- Plan your study long-term – You will not be able to sit down and digest all of this in one go. You need to plan your studies in sections. This will allow you to break down the PMBOK® into bite-sized chunks. Since you’ve taken the practice exams, you should have a sense of the knowledge areas you need to work on. Give those 80% of your study time. The other 20% should be given to the areas you did well on. You don’t want to forget them and there’s always more to learn.
- Check your assumptions – Very often, not just on the PMP exam, but in life, when we fail, it’s because we started with some incorrect assumptions. On the PMP exam, if you think that something starts in one place and it really starts in another, you’re going to get the answers wrong. Worse, you’re going to get all of the answers wrong that those assumptions are based on. If you see yourself consistently answering related questions wrong, go back and check your assumptions. Chances are the your answered start in the wrong place.
- Video rocks – Look for videos to study from. A little more passive, watching videos can be a great way to learn things. There are lots of videos online that can teach you much of what’s on the PMP exam. You can either search for random videos or sign up for a video course.
- Grab some audio – Listening while you drive or ride on the bus is another great way to study. Some of the best trainings are audio only. They’re portable and can help you see new ways of seeing some of the questions that you’ll be asked on the PMP exam.

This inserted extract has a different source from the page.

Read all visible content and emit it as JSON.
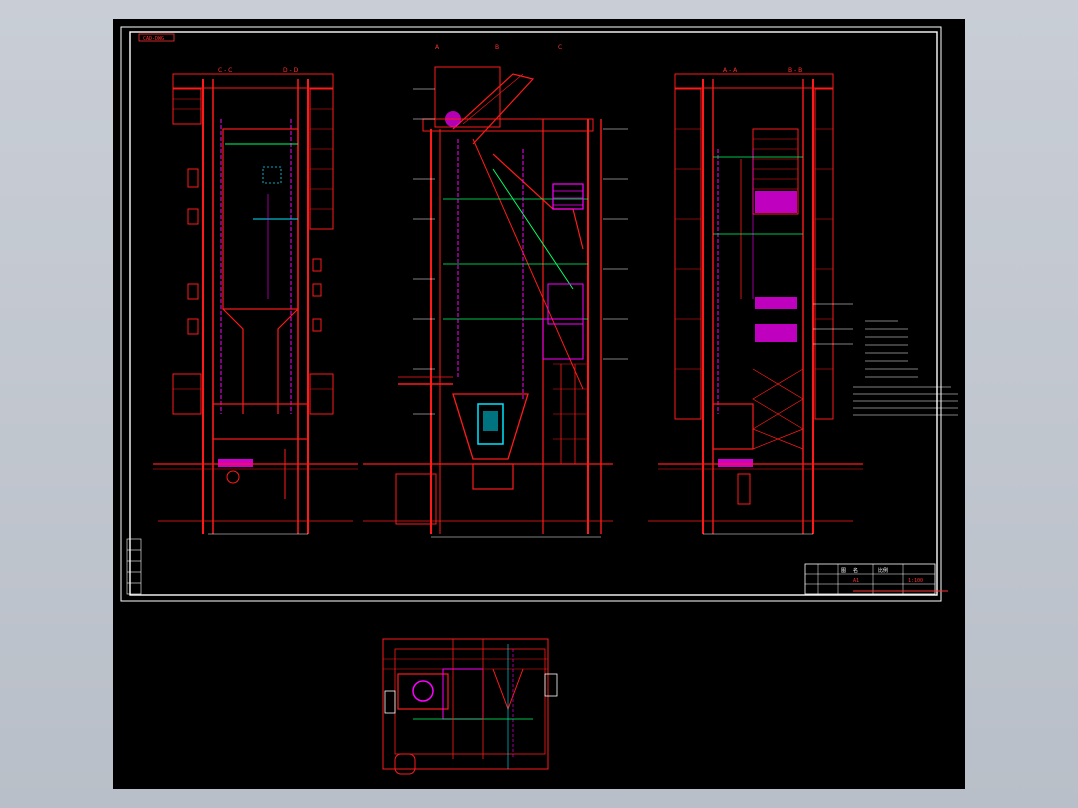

- Hit the books again – Read through your study guides and the PMBOK® again. Now that you know what you’re looking for and what you need to focus on, you’ll get a lot more out of them. Now they aren’t a high-level view, but a fine-tuning of your understanding of the material.
- Use scenarios – The exam often tests more than just your knowledge. It tests your ability to apply your knowledge to scenarios. This is important to understand. You need to study the PMBOK® in a way that allows to apply your knowledge to the stories that you’re presented with. This can be a bit tough at first, but you’ll see some of these question on the practice exams you take and in the books you study.
- Take a crash course – As PMTI, we offer a 4-day Boot Camp that takes you through every stage of the PMP Certification exam. This is a great way to get ready for the test. In 4 days, we put you through everything, including practice exams. On the fifth day, you can schedule your exam. The reason that this format is ideal is that allows you to work with an instructor to find and fix the weaknesses in your knowledge. For the record, we aren’t the only people who do something similar. This format is an excellent way to tighten up your skills and prepare you for the exam.
The key to passing the PMP exam is slowing down, take your time, and have a plan. If you follow the plan listed above you’ll likely succeed.
One thing we want to mention is PMTI’s guaranteed passing. If you attend a PMTI Boot Camp we guarantee you’ll pass. If you don’t pass the first time, we’ll work with you for free until you do pass. This is not a guarantee anyone else offers. We don’t just set you adrift after class is over.
Check out our blog on the PMP exam content to know what to study
Yada is not just the leader of the Project Management Training Institute (PMTI). He helped to write significant portions of the project management standards worldwide. He is helping PMI right now in reviewing, directing, and leading the development of the 7th edition of the PMBOK(r) Guide to incorporate the most monumental changes to project management standards in 35 years. He shares his wisdom with readers via the PMTI blog.